Founded 100 years ago, Zonta International is a global network of approximately 29,000 professional members, who work to empower and improve the lives of women through service and advocacy. Zonta Club of Mid-Maryland, chartered in 2016, serves the same purpose as the international organization and is in its third year of holding a fundraiser in order to further their work.
Yellow Rose Foundation is a non-profit organization established in 2017 for educational, health, scientific and charitable purposes to improve the overall livelihood of women primarily through grants, service and partnerships.
Zonta Club of Mid-Maryland and Yellow Rose Foundation collaborated to bring Prince Georgians, and those in the surrounding area, an opportunity to dine, dance and spend money on auction items, all for a good cause- women’s empowerment.
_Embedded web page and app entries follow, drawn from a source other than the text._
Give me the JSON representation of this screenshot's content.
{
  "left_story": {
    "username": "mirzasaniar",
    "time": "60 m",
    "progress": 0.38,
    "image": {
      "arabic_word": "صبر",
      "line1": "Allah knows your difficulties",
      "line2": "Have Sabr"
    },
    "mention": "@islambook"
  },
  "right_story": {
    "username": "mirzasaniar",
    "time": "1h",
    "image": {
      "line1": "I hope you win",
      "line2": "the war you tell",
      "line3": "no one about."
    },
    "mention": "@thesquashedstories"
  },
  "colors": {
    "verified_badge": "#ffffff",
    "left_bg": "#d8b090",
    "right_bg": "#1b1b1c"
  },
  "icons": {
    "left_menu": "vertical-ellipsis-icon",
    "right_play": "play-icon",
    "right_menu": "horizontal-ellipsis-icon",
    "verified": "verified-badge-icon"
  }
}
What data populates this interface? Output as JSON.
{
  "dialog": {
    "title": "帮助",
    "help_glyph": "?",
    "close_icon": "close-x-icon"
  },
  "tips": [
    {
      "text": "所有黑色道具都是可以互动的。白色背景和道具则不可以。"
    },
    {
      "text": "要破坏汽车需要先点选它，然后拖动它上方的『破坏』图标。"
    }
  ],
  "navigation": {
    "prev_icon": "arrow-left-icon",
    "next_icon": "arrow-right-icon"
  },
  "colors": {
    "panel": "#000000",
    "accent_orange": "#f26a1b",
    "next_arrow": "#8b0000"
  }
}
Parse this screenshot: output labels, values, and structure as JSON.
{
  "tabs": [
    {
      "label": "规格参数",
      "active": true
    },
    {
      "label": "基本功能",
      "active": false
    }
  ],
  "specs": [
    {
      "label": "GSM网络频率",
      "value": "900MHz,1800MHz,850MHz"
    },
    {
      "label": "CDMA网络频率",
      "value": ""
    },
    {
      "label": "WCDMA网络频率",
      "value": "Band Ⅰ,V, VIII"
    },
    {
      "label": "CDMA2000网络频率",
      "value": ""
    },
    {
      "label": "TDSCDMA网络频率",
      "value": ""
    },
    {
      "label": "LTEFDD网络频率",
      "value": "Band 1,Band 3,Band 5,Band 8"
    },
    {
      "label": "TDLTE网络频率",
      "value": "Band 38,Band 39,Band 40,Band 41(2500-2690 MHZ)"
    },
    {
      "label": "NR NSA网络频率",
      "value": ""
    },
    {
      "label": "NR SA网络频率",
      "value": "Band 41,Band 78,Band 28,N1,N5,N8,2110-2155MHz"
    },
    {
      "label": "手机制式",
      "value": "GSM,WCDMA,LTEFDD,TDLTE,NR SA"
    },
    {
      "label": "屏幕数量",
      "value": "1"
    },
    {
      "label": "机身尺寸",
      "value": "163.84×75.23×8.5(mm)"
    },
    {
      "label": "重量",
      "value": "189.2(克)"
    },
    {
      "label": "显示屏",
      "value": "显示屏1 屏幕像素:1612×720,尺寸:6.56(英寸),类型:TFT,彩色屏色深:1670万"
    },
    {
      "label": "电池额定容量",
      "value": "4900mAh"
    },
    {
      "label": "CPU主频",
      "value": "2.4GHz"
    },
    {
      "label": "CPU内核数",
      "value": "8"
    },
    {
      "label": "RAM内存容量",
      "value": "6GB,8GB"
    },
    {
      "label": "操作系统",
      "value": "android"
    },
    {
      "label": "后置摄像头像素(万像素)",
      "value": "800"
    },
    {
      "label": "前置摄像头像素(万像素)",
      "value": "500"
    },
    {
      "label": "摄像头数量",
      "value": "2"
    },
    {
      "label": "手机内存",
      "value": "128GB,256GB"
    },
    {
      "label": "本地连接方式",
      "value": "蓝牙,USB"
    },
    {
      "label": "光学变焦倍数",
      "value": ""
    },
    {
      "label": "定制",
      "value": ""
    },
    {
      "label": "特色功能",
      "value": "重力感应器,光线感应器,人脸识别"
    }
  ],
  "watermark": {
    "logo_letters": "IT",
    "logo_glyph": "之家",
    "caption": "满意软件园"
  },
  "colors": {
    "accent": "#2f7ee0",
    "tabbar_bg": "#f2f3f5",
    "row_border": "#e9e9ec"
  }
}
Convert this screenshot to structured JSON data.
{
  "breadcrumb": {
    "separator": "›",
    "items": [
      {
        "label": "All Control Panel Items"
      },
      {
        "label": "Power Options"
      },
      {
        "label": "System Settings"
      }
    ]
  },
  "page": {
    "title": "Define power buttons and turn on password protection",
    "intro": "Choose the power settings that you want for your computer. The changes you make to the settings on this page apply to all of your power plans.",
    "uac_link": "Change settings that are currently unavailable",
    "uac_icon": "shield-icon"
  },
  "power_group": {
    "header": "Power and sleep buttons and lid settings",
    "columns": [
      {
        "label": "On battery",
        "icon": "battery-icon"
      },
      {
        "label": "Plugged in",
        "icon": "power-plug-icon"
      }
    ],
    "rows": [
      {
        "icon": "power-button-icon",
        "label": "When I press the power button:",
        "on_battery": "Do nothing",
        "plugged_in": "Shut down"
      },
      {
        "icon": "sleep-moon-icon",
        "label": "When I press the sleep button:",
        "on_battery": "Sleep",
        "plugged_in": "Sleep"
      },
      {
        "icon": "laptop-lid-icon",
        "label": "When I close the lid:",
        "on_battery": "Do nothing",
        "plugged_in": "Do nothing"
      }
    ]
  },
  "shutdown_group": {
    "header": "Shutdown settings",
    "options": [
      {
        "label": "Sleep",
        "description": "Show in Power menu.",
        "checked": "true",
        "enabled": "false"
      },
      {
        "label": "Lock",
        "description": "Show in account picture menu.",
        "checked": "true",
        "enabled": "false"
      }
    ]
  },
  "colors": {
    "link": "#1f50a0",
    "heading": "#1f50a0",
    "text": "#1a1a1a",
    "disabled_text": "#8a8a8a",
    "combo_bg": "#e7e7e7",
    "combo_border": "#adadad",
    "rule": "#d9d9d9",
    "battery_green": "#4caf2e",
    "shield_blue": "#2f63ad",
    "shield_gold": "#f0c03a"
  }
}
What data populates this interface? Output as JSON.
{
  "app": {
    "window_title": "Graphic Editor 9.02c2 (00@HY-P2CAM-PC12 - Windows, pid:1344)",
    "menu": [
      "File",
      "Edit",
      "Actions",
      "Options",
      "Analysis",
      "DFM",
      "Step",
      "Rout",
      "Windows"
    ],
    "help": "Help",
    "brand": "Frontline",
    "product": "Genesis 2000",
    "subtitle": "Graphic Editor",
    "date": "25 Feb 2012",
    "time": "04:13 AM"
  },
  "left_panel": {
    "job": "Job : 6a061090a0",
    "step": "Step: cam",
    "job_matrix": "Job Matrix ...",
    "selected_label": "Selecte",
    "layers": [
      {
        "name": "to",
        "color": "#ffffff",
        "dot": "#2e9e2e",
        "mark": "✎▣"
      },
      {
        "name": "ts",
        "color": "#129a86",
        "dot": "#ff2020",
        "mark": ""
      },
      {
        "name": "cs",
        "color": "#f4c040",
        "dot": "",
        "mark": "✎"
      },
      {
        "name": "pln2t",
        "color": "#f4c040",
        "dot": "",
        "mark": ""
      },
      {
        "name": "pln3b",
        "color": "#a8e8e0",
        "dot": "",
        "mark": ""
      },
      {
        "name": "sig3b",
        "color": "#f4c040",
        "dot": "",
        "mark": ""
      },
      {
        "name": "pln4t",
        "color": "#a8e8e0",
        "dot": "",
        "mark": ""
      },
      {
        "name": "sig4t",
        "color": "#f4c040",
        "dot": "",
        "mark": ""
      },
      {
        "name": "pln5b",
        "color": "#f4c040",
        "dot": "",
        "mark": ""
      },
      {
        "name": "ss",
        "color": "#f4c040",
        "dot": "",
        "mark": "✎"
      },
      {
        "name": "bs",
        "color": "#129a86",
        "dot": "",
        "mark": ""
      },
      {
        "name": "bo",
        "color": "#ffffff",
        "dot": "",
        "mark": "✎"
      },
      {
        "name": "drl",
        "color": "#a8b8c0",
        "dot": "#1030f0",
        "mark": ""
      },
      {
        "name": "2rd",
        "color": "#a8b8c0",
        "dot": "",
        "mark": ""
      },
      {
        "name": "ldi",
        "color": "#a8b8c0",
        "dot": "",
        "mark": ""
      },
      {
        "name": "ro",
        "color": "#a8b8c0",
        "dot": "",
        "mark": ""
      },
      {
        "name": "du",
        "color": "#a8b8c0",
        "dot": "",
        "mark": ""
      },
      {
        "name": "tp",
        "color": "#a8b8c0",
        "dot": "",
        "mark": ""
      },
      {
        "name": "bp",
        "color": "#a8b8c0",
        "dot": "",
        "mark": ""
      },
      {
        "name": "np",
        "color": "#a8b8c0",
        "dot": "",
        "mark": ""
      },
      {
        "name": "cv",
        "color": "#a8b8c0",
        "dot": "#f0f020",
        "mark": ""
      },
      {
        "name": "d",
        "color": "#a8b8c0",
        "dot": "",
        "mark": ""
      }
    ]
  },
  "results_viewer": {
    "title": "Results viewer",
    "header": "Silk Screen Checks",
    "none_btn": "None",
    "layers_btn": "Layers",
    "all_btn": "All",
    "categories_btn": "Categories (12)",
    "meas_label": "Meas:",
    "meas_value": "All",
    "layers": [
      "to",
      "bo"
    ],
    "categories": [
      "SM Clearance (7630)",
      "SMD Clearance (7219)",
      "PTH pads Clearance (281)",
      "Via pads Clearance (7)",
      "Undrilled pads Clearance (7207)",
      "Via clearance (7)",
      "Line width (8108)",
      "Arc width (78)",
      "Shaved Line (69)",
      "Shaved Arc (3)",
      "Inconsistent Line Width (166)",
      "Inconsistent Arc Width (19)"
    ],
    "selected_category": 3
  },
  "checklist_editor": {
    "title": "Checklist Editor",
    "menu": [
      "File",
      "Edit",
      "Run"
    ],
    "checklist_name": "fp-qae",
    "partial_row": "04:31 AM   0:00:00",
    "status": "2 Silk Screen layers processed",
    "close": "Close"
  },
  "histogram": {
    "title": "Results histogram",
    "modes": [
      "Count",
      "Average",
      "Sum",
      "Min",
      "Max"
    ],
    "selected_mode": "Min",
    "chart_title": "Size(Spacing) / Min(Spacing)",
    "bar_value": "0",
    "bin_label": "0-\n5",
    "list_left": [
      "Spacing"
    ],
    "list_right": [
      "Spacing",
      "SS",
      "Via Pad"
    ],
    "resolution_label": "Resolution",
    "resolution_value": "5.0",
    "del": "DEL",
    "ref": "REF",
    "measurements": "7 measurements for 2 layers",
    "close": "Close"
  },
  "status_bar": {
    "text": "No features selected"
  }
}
In its third year of fundraising, Zonta Club decided to go with a fun Motown theme, particularly as the music organization is celebrating 60 years of being in the business. Bellbottoms, afros, bright colors and sequins were in full effect at the fundraiser on Feb. 16 at the Hotel at the University of Maryland in College Park. From 7-11 p.m., guests could shop local vendors, enjoy cocktails, dine with a three-course meal, bid on items, and dance the night away to Motown tunes and other funky rhythms.
Tracey Tolbert Jones and Rhonda Caldwell were the official fundraising co-chairs who ensured the night was “Signed, Sealed, Delivered.” Further there were other esteemed honorary chairs who brought a further level of prominence to the illustrious event, including legendary news anchor Maureen Bunyan, celebrated businessman Dr. Tommie Thompson and Prince George’s County State’ Attorney Aisha Braveboy.
Braveboy shared why taking part in the fundraising efforts for young women were so important, particularly with Zonta and Yellow Rose Foundation.
“It is still challenging in this world, being a woman, but everyday we need that challenge,” she said before quoting a famous activist and artist. “’You can pray until you think, but unless you get up and do something, God is not just going to put it in your lap,’ and those are the words of Fannie Lou Hamer. And she is an inspiration to all of us and we all stand on her shoulders. She was a Civil Rights leader, a leader for women, in particular Black women, who weren’t always recognized in the Women’s Rights Movement. And she was known for her resilience. She was threatened, she was harassed, she was shot at and assaulted for standing up for herself, for women and for all of us. So if she can endure that, we can endure the struggles we face today. But it’s because of organizations like Zonta International that we’re able to do it together,” the State’s Attorney emphasized.
“We need to move forward together, and that’s what Zonta International is all about- elevating women.”
After a night of fun for a cause, money is allocated for young women in Prince George’s County and worldwide.
“One-third of the fund we send to 12 African countries (one is Madagascar where we do integrated education program) to help stop or delay early child marriage,” Zonta volunteer Maureen Braimbridge told the AFRO.
Other funds will be donated within Prince George’s County to contribute towards domestic violence survivors, young women in public affairs and Prince George’s Community College.